Mould-breaking new products are often scuppered because they undermine existing ones in another division, or they are marketed too broadly and – being new and immature – get sucked in by the ‘gravity’ of other products with which they are unjustly compared. Norman sees these companies stuck in a riptide of technology-driven product deadlines from which, even if they recognise their situation, they are unable to escape. (He points out with irony that all the office-automation technologies – including email – that we are encouraged to use by IT executives they shield themselves from with layers of support staff.)

There are broader problems too. As with the IT executives, computing journalists who rave about the latest toys rarely have to live with them. Yet in an attempt to be objective about these products they promote meaningless benchmarks that intimidate users – and pan companies whose latest product doesn’t demonstrate cool new technology.

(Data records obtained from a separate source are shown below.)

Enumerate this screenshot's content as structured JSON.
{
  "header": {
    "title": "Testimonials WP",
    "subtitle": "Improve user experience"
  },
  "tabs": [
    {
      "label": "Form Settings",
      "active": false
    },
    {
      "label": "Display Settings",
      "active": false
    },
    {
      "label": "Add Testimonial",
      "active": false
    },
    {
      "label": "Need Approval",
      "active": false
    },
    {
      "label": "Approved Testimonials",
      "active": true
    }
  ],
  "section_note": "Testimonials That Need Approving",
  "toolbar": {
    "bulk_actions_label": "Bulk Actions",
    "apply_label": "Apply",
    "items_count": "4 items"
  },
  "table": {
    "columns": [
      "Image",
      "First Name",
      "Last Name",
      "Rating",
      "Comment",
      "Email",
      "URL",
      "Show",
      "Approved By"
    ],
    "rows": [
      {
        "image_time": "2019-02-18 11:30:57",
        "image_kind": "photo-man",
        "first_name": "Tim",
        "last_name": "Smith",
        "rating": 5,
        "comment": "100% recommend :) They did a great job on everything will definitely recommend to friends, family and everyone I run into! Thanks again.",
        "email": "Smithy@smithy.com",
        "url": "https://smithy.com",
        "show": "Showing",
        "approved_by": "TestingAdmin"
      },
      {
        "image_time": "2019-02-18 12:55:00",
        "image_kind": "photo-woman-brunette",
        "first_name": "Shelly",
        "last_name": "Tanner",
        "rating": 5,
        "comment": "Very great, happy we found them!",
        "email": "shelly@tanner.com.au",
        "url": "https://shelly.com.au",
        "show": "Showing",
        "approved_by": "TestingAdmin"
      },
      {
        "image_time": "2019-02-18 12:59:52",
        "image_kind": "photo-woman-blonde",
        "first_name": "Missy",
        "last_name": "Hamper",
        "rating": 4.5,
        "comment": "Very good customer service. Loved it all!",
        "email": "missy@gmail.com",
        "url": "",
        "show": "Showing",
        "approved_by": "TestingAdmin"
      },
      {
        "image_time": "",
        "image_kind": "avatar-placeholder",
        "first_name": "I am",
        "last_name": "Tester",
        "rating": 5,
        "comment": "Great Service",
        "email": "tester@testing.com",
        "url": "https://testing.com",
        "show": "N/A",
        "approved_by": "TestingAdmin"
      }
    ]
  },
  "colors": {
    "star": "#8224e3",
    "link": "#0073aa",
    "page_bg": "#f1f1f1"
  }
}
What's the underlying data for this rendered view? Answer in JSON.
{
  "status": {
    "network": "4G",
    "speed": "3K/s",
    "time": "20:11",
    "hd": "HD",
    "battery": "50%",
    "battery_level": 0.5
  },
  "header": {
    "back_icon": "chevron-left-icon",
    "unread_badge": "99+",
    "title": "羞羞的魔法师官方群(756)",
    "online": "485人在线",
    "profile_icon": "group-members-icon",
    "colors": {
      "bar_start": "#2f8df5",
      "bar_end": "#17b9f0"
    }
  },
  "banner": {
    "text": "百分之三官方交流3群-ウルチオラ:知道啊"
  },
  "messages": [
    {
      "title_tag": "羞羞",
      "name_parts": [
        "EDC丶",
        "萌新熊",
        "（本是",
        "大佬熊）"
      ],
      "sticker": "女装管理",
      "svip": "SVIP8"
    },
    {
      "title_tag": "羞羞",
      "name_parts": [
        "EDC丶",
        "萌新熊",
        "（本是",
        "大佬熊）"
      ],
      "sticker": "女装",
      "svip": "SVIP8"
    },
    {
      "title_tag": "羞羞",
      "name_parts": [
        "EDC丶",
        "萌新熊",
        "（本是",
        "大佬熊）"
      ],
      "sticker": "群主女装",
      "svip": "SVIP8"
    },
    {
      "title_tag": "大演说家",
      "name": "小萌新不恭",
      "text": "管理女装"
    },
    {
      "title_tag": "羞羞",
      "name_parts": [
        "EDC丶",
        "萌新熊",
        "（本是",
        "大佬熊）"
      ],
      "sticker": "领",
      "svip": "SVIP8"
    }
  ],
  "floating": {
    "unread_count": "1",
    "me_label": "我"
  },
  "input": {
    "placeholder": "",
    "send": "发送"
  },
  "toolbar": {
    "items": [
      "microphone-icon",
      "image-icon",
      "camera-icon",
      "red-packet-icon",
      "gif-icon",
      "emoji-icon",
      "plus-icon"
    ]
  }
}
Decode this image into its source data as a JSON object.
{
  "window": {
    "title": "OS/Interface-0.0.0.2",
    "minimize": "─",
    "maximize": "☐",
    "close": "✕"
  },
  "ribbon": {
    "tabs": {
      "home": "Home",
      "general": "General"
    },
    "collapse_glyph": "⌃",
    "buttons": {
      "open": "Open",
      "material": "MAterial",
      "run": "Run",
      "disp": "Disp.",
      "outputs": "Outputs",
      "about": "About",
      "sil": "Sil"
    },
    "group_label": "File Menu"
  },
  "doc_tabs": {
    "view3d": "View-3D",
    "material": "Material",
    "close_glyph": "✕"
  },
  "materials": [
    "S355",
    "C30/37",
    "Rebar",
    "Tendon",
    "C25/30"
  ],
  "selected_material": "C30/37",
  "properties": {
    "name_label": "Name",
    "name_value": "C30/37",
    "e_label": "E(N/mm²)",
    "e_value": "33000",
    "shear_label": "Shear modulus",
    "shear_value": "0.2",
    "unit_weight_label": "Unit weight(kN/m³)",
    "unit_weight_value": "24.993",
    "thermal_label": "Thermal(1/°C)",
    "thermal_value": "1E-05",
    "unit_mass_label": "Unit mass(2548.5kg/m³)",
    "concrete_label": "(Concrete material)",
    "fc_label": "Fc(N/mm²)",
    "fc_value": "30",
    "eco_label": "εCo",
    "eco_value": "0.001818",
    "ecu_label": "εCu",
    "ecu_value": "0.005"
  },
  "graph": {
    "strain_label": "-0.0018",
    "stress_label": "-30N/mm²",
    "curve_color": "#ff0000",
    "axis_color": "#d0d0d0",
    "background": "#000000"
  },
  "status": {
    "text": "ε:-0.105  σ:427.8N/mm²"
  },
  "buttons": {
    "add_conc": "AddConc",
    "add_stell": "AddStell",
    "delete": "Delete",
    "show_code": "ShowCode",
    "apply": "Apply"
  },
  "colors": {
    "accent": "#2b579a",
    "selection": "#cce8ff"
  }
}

This preoccupation with technology is in evidence throughout society, where we are led to believe we live in the technology age. What we call technology is, in fact, any product that doesn’t work properly; when we have mastered it, it just becomes a pencil and paper, a gas stove or a paper clip.

The social, cultural and organisational impact of technology (not its bare existence) are the really interesting developments, and we see little change today on the scale witnessed a century ago; we do however perceive change, as technology today is considered to be its sole agent. The final element is that ordinary people have such a tenuous engagement with society that they are willing to blame themselves for problems caused by poor design rather than demand better products. Norman argues that IT companies must move from being technology-driven to being consumer-driven if they are to survive. This will involve completely reorganising, giving equal priority to technology, design and marketing. The discipline of user experience will need to be developed within the companies and small teams formed across their hierarchies. It will also involve gathering appropriate market information, properly analysing users’ requirements (not trusting focus groups) and iterating designs at an early stage (customers don’t know what they want till they are shown something) when it is less expensive to make changes.

Although clearly an advocate of design, Norman realises that great design cannot save a product (even if it is backed with great technology) if it is not properly marketed. He cites the Apple Macintosh as an example of a product that, while it had a longer run than most, marketed itself out of the business domain and was squeezed as this domain converged with its strongholds in education and the home.

Norman suspects that most of our industry behemoths will fail to make the transitions he advocates and will go the way of corporate dinosaurs of the past. Those that do mature will become products and services companies, not technology companies, and will sell their core product at low margins, with a goal of supporting the total user experience. These companies will be selling information appliances that are a joy to use.

Clearly information appliances are already here in some forms, but they tend to be isolated from one another, and their most critical technologies – flat-screen displays, batteries and wireless communications – are not quite mature. To overcome their isolation international standards, and a supporting infrastructure, will need to be established. The precedents for such co-ordinated action are poor but sooner or later (and let’s make sure it is sooner) we will be able to forget about ‘technology’ and start enjoying its benefits.


The Invisible Computer documentation on Don Norman’s Web site, including excerpts from a number of chapters.

Last updated:
Nico Macdonald | Spy 2007